With the pounding completed, I moved on to cutting the rocker panel patch to fit the cut away opening. When I cut out the rusted sheetmetal, I tried to make my cuts horizontal or vertical. Doing this kept the measurement fairly straightforward and the cuts fairly easy to make. In less than an hour I had the patch cut to shape and the 5/16ths holes ready drilled for the lower plug welds. Next, I grabbed the Lucy’s extinguisher, donned my welding garb, closed the garage door to keep out drafts, and went at it. There were some matching issues between creases in the body and those in the panel at the door opening, so I had to decide what to line up. I decided the sealing face for the door weatherstrip was the critical surface, so I worked off that. I’ll be able to blend the mismatched surfaces, and since they don’t affect door fitment, it’s not a problem.

I got the panel tacked in, the plug welds completed, and was working on filling in between the tacks, when I decided to knock off for the night.

Monday, April 4, 2011

Carbs and Patches

Saturday afternoon, with the rain falling outside, I sequestered myself in the kerosene warmth of my garage. The grotty carburetor I’d given an overnight soak to last week was at the top of my weekend work list. I really wanted to remove and clean out the jet, but it would not budge from its home at the bottom of the carb bowl. Not wanting to destroy the jet, I stopped short of taking the stubborn assembly to the drill press. Instead, I took the chance that the soaking had cleaned out the jet sufficiently, and put the carb back together with fresh gaskets, needle and seat, and accelerator pump cup. I also segregated a couple carbs that I would send back to Phil (the source of the rusty 4-door who’s been patiently waiting for me to return the carbs that came with the engine I’d borrowed from him). The final carburetor callisthenic I went through was making sure the needle-and-seat in one of Ringo’s carbs had been replaced with a functioning one.

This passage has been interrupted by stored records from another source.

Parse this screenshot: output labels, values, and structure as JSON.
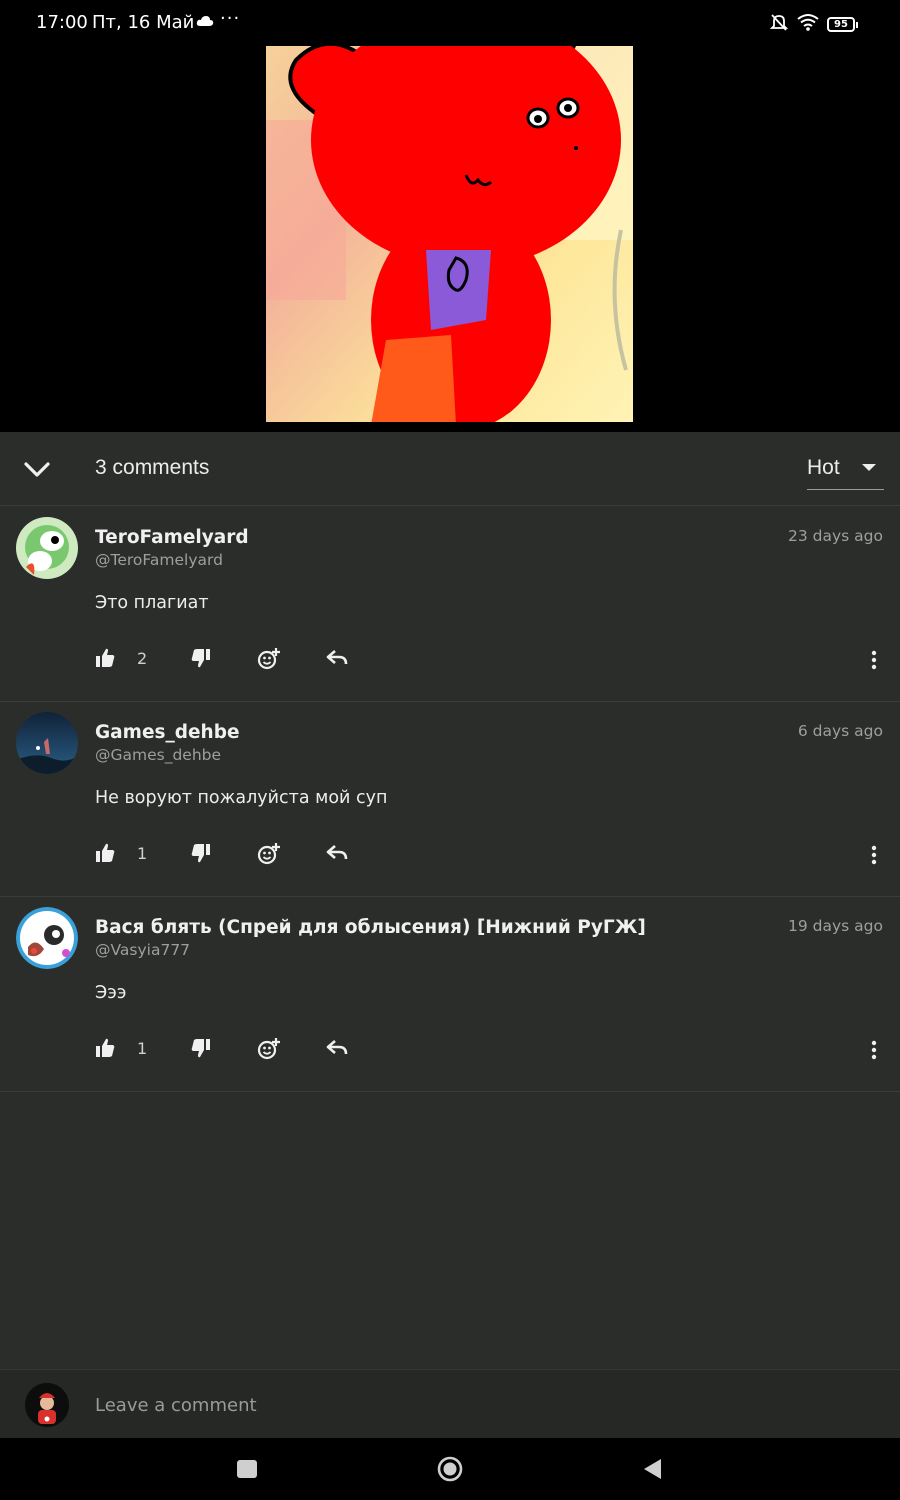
{
  "status_bar": {
    "time": "17:00",
    "date": "Пт, 16 Май",
    "battery": "95",
    "icons": [
      "cloud-icon",
      "more-dots-icon",
      "mute-bell-icon",
      "wifi-icon",
      "battery-icon"
    ]
  },
  "header": {
    "comments_count": "3 comments",
    "sort_value": "Hot"
  },
  "comments": [
    {
      "author": "TeroFamelyard",
      "handle": "@TeroFamelyard",
      "time": "23 days ago",
      "text": "Это плагиат",
      "likes": "2",
      "avatar_color": "#7ac86e"
    },
    {
      "author": "Games_dehbe",
      "handle": "@Games_dehbe",
      "time": "6 days ago",
      "text": "Не воруют пожалуйста мой суп",
      "likes": "1",
      "avatar_color": "#1a3b5c"
    },
    {
      "author": "Вася блять (Спрей для облысения) [Нижний РуГЖ]",
      "handle": "@Vasyia777",
      "time": "19 days ago",
      "text": "Эээ",
      "likes": "1",
      "avatar_color": "#3aa0d8"
    }
  ],
  "composer": {
    "placeholder": "Leave a comment"
  },
  "colors": {
    "panel_bg": "#2b2d2b",
    "artwork_red": "#ff0000"
  }
}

It was then time to don the nitrile gloves and apply POR-15 to the metal surfaces that would soon be covered by passenger side rocker panel and front fender patches. I only had to race into the house twice to remove small black splatters from my face before they cured to irremovable, unexplainable black freckles.

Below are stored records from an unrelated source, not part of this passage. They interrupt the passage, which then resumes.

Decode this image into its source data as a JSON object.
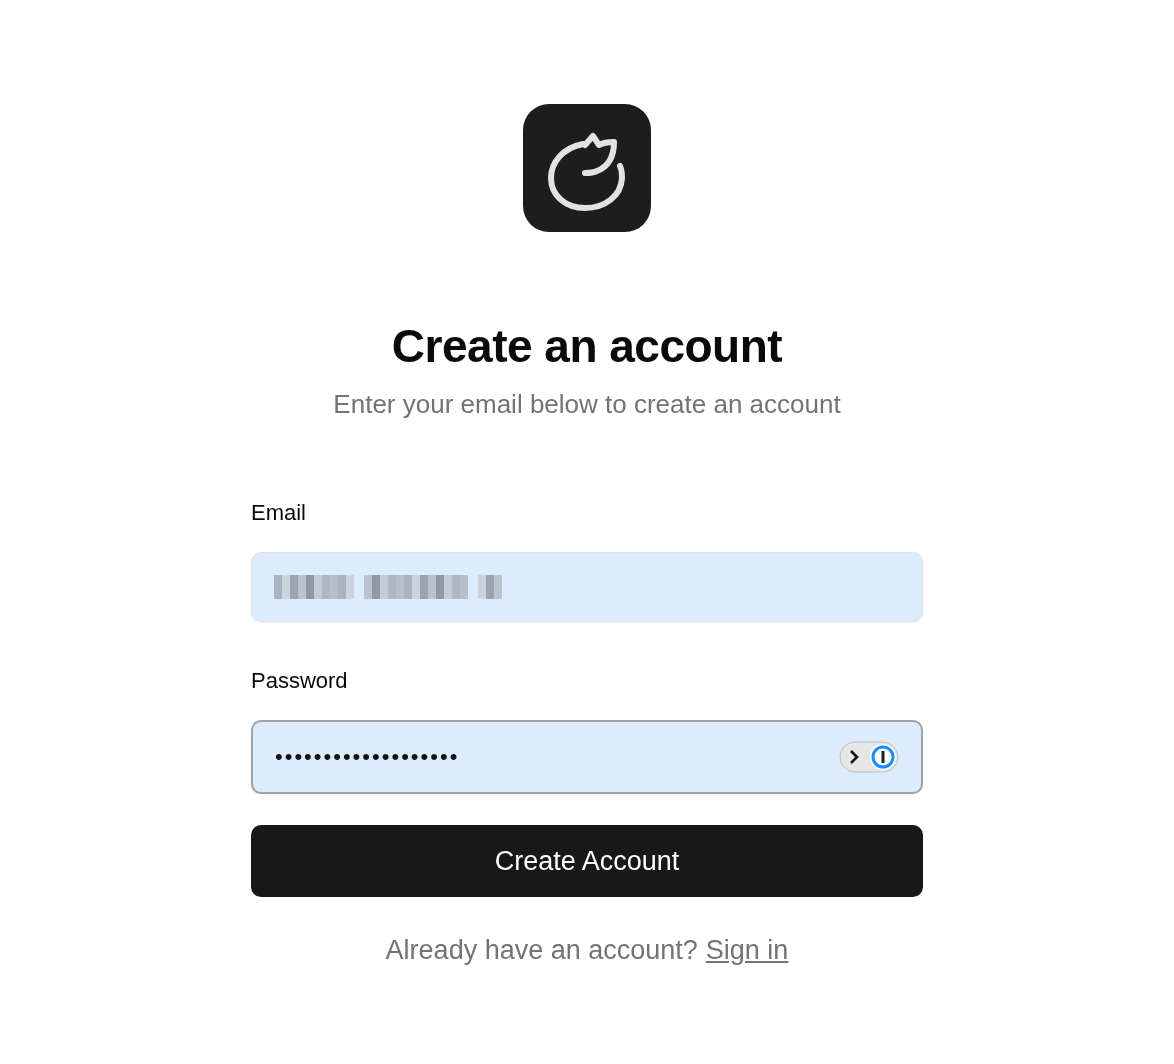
{
  "title": "Create an account",
  "subtitle": "Enter your email below to create an account",
  "fields": [
    {
      "label": "Email",
      "redacted": true,
      "focused": false,
      "autofill_button": false
    },
    {
      "label": "Password",
      "value": "•••••••••••••••••••",
      "focused": true,
      "autofill_button": true
    }
  ],
  "submit": "Create Account",
  "footer": {
    "text": "Already have an account?",
    "link": "Sign in"
  }
}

Yesterday, with the weather’s cooperation, I was finally able to get Lucy’s engine running smoothly again. It took three trips to carry tools and carburetors out to the curb where Lucy waited. I first swapped the recently rebuilt carb onto the right-side head. The engine started right up and fast-idled without the previous whooshing sound. Sadly, the right side never heated up which indicated the carb was not functioning properly – probably the jet was indeed clogged. Next up was the Ringo carb I’d put the new needle-and-seat into. It oozed gas all over, so there’s still something wrong with it. Finally, I bolted on the racing carb that had been on the car when she was running right. As expected, everything worked fine again. The reason I'd left that one until the end was I don’t like the slight hesitation I get with that carb when I accelerate. I was really hoping the rebuilt one would perform properly, so I didn’t have that irritation to still deal with. With the carbs re-balanced and the idel set to 700 rpm, I shut Lucy’s engine lid and toted tools and carbs back to the garage.

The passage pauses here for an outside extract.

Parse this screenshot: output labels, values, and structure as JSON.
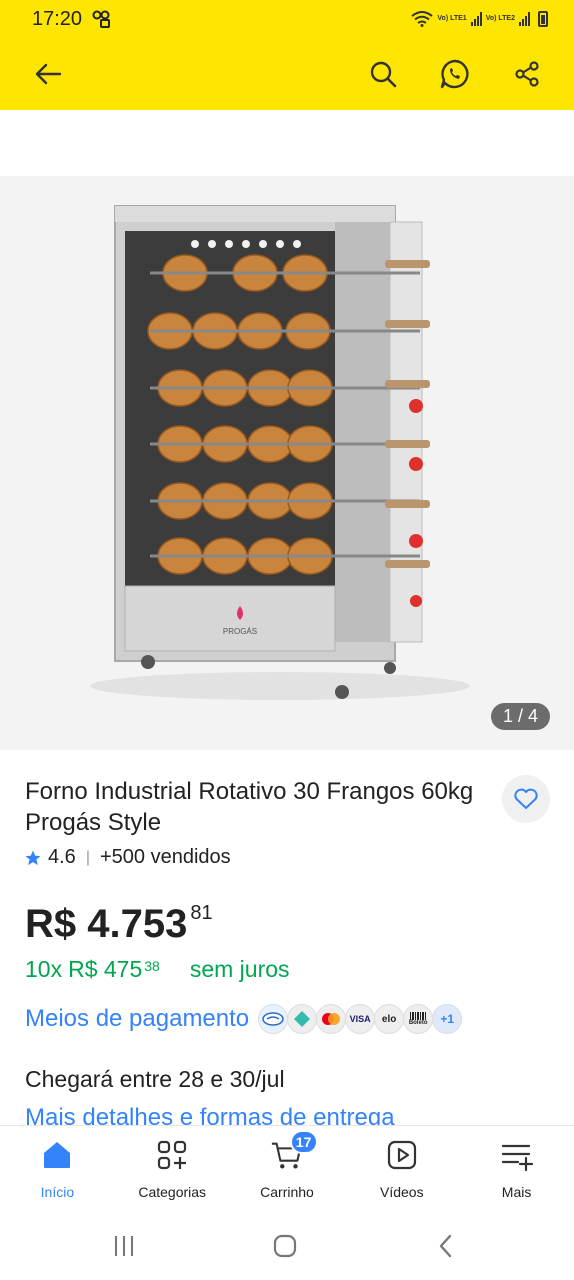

After playing musical carburetors I closed myself in the garage for more bodywork games. I cut down the front fender patch and was surprised to find it fit perfectly. I then loaded my welder with a fresh spool of .023 wire, and about two hours later, I had welded on four patches – three on the drivers side and one on the passenger side. There is a LOT of grinding in my future.